Many establishments have felt the backlash of poor reviews online. A study by Checkit in the UK in 2016 suggested that as much as 61 per cent of people would not eat at a restaurant that received poor food hygiene ratings.
The implications can also reach employees who might not take too keenly to working in an unsanitary environment or who might have a grudge against the company and make mention of it on social media.
There are many ways in which adulteration of food can harm the cruise ship industry, so vessels take great precaution to avoid safety hazards as far as possible.
Passengers rarely wonder how the high quality scrumptious meals each day make it to the table while far out at sea. Cruise ship chefs jobs require specific training and knowledge on how to maintain freshness during each trip.
It all begins with the provisions team, who make notes on how much of each item will be required for an upcoming trip and place the orders well in advance. Provisions are typically ordered with a couple of days to spare, in case of emergencies or bad weather not permitting the ship to get to port.
The provisions team also bases its orders on the expected demographic of guests. Europeans, for example, prefer lighter wines such as Riesling and Pinot Noir; Australians like heavy breakfasts; Europeans like craft beers; and Asian passengers will, overall, have a different palate for food compared to Westerners.
Vendors ensure that stocks reach port in time for loading, and as soon as the ship is berthed, crew get round to checking each shipment. If they find any that are not up to standard, the shipment is returned and replaced before the ship leaves port. With fresh produce, vendors pack them in various stages of ripeness so they last a longer while. All items are also transferred from wooden pallets to metal trays as the latter are more easily cleaned and less likely to carry contamination from the wood onto the ship.

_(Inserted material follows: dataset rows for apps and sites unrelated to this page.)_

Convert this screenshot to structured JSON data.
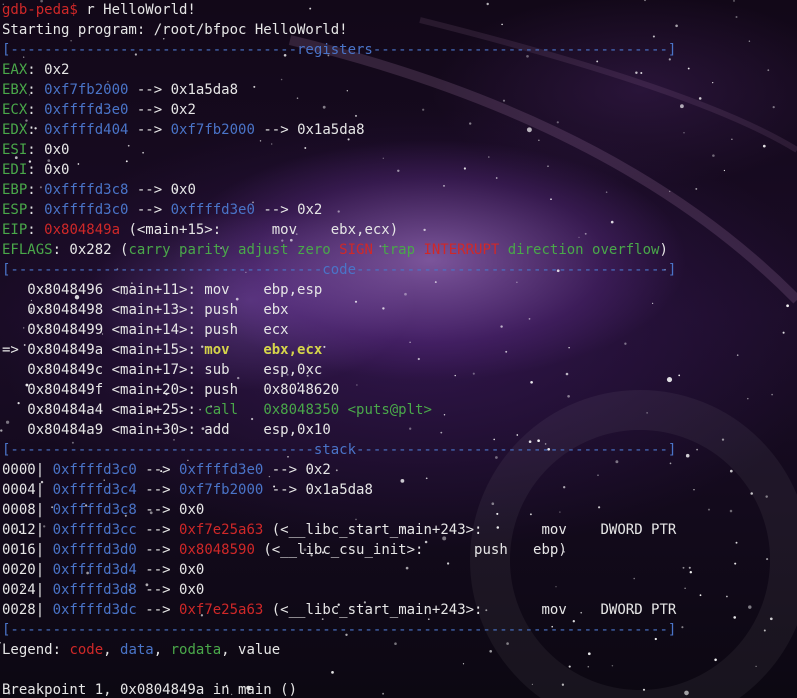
{
  "prompt": {
    "text": "gdb-peda$",
    "command": " r HelloWorld!"
  },
  "starting": "Starting program: /root/bfpoc HelloWorld!",
  "sep_registers": "[----------------------------------registers-----------------------------------]",
  "registers": [
    {
      "name": "EAX",
      "segs": [
        {
          "t": ": ",
          "c": "white"
        },
        {
          "t": "0x2",
          "c": "white"
        }
      ]
    },
    {
      "name": "EBX",
      "segs": [
        {
          "t": ": ",
          "c": "white"
        },
        {
          "t": "0xf7fb2000",
          "c": "blue"
        },
        {
          "t": " --> ",
          "c": "white"
        },
        {
          "t": "0x1a5da8",
          "c": "white"
        }
      ]
    },
    {
      "name": "ECX",
      "segs": [
        {
          "t": ": ",
          "c": "white"
        },
        {
          "t": "0xffffd3e0",
          "c": "blue"
        },
        {
          "t": " --> ",
          "c": "white"
        },
        {
          "t": "0x2",
          "c": "white"
        }
      ]
    },
    {
      "name": "EDX",
      "segs": [
        {
          "t": ": ",
          "c": "white"
        },
        {
          "t": "0xffffd404",
          "c": "blue"
        },
        {
          "t": " --> ",
          "c": "white"
        },
        {
          "t": "0xf7fb2000",
          "c": "blue"
        },
        {
          "t": " --> ",
          "c": "white"
        },
        {
          "t": "0x1a5da8",
          "c": "white"
        }
      ]
    },
    {
      "name": "ESI",
      "segs": [
        {
          "t": ": ",
          "c": "white"
        },
        {
          "t": "0x0",
          "c": "white"
        }
      ]
    },
    {
      "name": "EDI",
      "segs": [
        {
          "t": ": ",
          "c": "white"
        },
        {
          "t": "0x0",
          "c": "white"
        }
      ]
    },
    {
      "name": "EBP",
      "segs": [
        {
          "t": ": ",
          "c": "white"
        },
        {
          "t": "0xffffd3c8",
          "c": "blue"
        },
        {
          "t": " --> ",
          "c": "white"
        },
        {
          "t": "0x0",
          "c": "white"
        }
      ]
    },
    {
      "name": "ESP",
      "segs": [
        {
          "t": ": ",
          "c": "white"
        },
        {
          "t": "0xffffd3c0",
          "c": "blue"
        },
        {
          "t": " --> ",
          "c": "white"
        },
        {
          "t": "0xffffd3e0",
          "c": "blue"
        },
        {
          "t": " --> ",
          "c": "white"
        },
        {
          "t": "0x2",
          "c": "white"
        }
      ]
    },
    {
      "name": "EIP",
      "segs": [
        {
          "t": ": ",
          "c": "white"
        },
        {
          "t": "0x804849a",
          "c": "red"
        },
        {
          "t": " (<main+15>:      mov    ebx,ecx)",
          "c": "white"
        }
      ]
    },
    {
      "name": "EFLAGS",
      "segs": [
        {
          "t": ": 0x282 (",
          "c": "white"
        },
        {
          "t": "carry parity adjust zero ",
          "c": "green"
        },
        {
          "t": "SIGN",
          "c": "red"
        },
        {
          "t": " trap ",
          "c": "green"
        },
        {
          "t": "INTERRUPT",
          "c": "red"
        },
        {
          "t": " direction overflow",
          "c": "green"
        },
        {
          "t": ")",
          "c": "white"
        }
      ]
    }
  ],
  "sep_code": "[-------------------------------------code-------------------------------------]",
  "code": [
    {
      "marker": "   ",
      "addr": "0x8048496",
      "sym": " <main+11>:",
      "op": " mov    ",
      "args": "ebp,esp",
      "style": "normal"
    },
    {
      "marker": "   ",
      "addr": "0x8048498",
      "sym": " <main+13>:",
      "op": " push   ",
      "args": "ebx",
      "style": "normal"
    },
    {
      "marker": "   ",
      "addr": "0x8048499",
      "sym": " <main+14>:",
      "op": " push   ",
      "args": "ecx",
      "style": "normal"
    },
    {
      "marker": "=> ",
      "addr": "0x804849a",
      "sym": " <main+15>:",
      "op": " mov    ",
      "args": "ebx,ecx",
      "style": "current"
    },
    {
      "marker": "   ",
      "addr": "0x804849c",
      "sym": " <main+17>:",
      "op": " sub    ",
      "args": "esp,0xc",
      "style": "normal"
    },
    {
      "marker": "   ",
      "addr": "0x804849f",
      "sym": " <main+20>:",
      "op": " push   ",
      "args": "0x8048620",
      "style": "normal"
    },
    {
      "marker": "   ",
      "addr": "0x80484a4",
      "sym": " <main+25>:",
      "op": " call   ",
      "args": "0x8048350 <puts@plt>",
      "style": "call"
    },
    {
      "marker": "   ",
      "addr": "0x80484a9",
      "sym": " <main+30>:",
      "op": " add    ",
      "args": "esp,0x10",
      "style": "normal"
    }
  ],
  "sep_stack": "[------------------------------------stack-------------------------------------]",
  "stack": [
    {
      "off": "0000| ",
      "segs": [
        {
          "t": "0xffffd3c0",
          "c": "blue"
        },
        {
          "t": " --> ",
          "c": "white"
        },
        {
          "t": "0xffffd3e0",
          "c": "blue"
        },
        {
          "t": " --> ",
          "c": "white"
        },
        {
          "t": "0x2",
          "c": "white"
        }
      ]
    },
    {
      "off": "0004| ",
      "segs": [
        {
          "t": "0xffffd3c4",
          "c": "blue"
        },
        {
          "t": " --> ",
          "c": "white"
        },
        {
          "t": "0xf7fb2000",
          "c": "blue"
        },
        {
          "t": " --> ",
          "c": "white"
        },
        {
          "t": "0x1a5da8",
          "c": "white"
        }
      ]
    },
    {
      "off": "0008| ",
      "segs": [
        {
          "t": "0xffffd3c8",
          "c": "blue"
        },
        {
          "t": " --> ",
          "c": "white"
        },
        {
          "t": "0x0",
          "c": "white"
        }
      ]
    },
    {
      "off": "0012| ",
      "segs": [
        {
          "t": "0xffffd3cc",
          "c": "blue"
        },
        {
          "t": " --> ",
          "c": "white"
        },
        {
          "t": "0xf7e25a63",
          "c": "red"
        },
        {
          "t": " (<__libc_start_main+243>:       mov    DWORD PTR",
          "c": "white"
        }
      ]
    },
    {
      "off": "0016| ",
      "segs": [
        {
          "t": "0xffffd3d0",
          "c": "blue"
        },
        {
          "t": " --> ",
          "c": "white"
        },
        {
          "t": "0x8048590",
          "c": "red"
        },
        {
          "t": " (<__libc_csu_init>:      push   ebp)",
          "c": "white"
        }
      ]
    },
    {
      "off": "0020| ",
      "segs": [
        {
          "t": "0xffffd3d4",
          "c": "blue"
        },
        {
          "t": " --> ",
          "c": "white"
        },
        {
          "t": "0x0",
          "c": "white"
        }
      ]
    },
    {
      "off": "0024| ",
      "segs": [
        {
          "t": "0xffffd3d8",
          "c": "blue"
        },
        {
          "t": " --> ",
          "c": "white"
        },
        {
          "t": "0x0",
          "c": "white"
        }
      ]
    },
    {
      "off": "0028| ",
      "segs": [
        {
          "t": "0xffffd3dc",
          "c": "blue"
        },
        {
          "t": " --> ",
          "c": "white"
        },
        {
          "t": "0xf7e25a63",
          "c": "red"
        },
        {
          "t": " (<__libc_start_main+243>:       mov    DWORD PTR",
          "c": "white"
        }
      ]
    }
  ],
  "sep_end": "[------------------------------------------------------------------------------]",
  "legend": {
    "label": "Legend: ",
    "code": "code",
    "data": "data",
    "rodata": "rodata",
    "value": "value",
    "comma": ", "
  },
  "breakpoint": "Breakpoint 1, 0x0804849a in main ()",
  "colors": {
    "code": "#d02828",
    "data": "#4a74c8",
    "rodata": "#4aa84a",
    "value": "#e6e6e6",
    "prompt": "#d02828",
    "separator": "#4a74c8"
  }
}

Once on board, the crew stores them in specially designed refrigerators, each holding a separate item. Bananas are stored separately as they give off chemicals that can easily spoil other fruit. The temperature and humidity levels in each refrigerator are set specifically for the item it holds, to ensure it remains at optimum freshness.
Fish is often very fresh when it comes on board, and cruise ship chefs will determine how much is required for the first four to five days and put that amount on ice. The rest is immediately frozen. Shellfish is typically already frozen on arrival. If the number of days between ports is fewer, the ship will pick up fresh fish and produce more often, instead of relying on frozen goods.
Salads and raw food are pretty popular on menus during initial sailing days, and taper out towards the end. The menus are also fairly simple – perhaps just one main version of meat, seafood and poultry, so that cruise ship chefs can hold dishes at a food-safe temperature and prepare food to order.
At every point, the provisions team ensures that food is used in a first-in first-out manner. This means that food with an earlier use by date is utilised first. These are all prepped in separate cool rooms to avoid cross-contamination – and thereby unnecessary wastage – before heading to the galleys.
The crew is constantly keeping an eye on depleting provisions and produce that might go past its use by date. Fruit, in particular, must be used appropriately. Unused items from fruit baskets in state rooms are repurposed into desserts and sweet snacks. Peach sorbet, bananas foster, cherries jubilee and strawberry flambé are excellent ways of using up fruit that are ripening faster than the guests consume them.
In addition, vegetables such as carrots and beets are pickled, cabbage can be made in sauerkraut, particularly if there are many Germans expected on board. Meat is generally frozen until required, when it is defrosted in a safe manner before being used.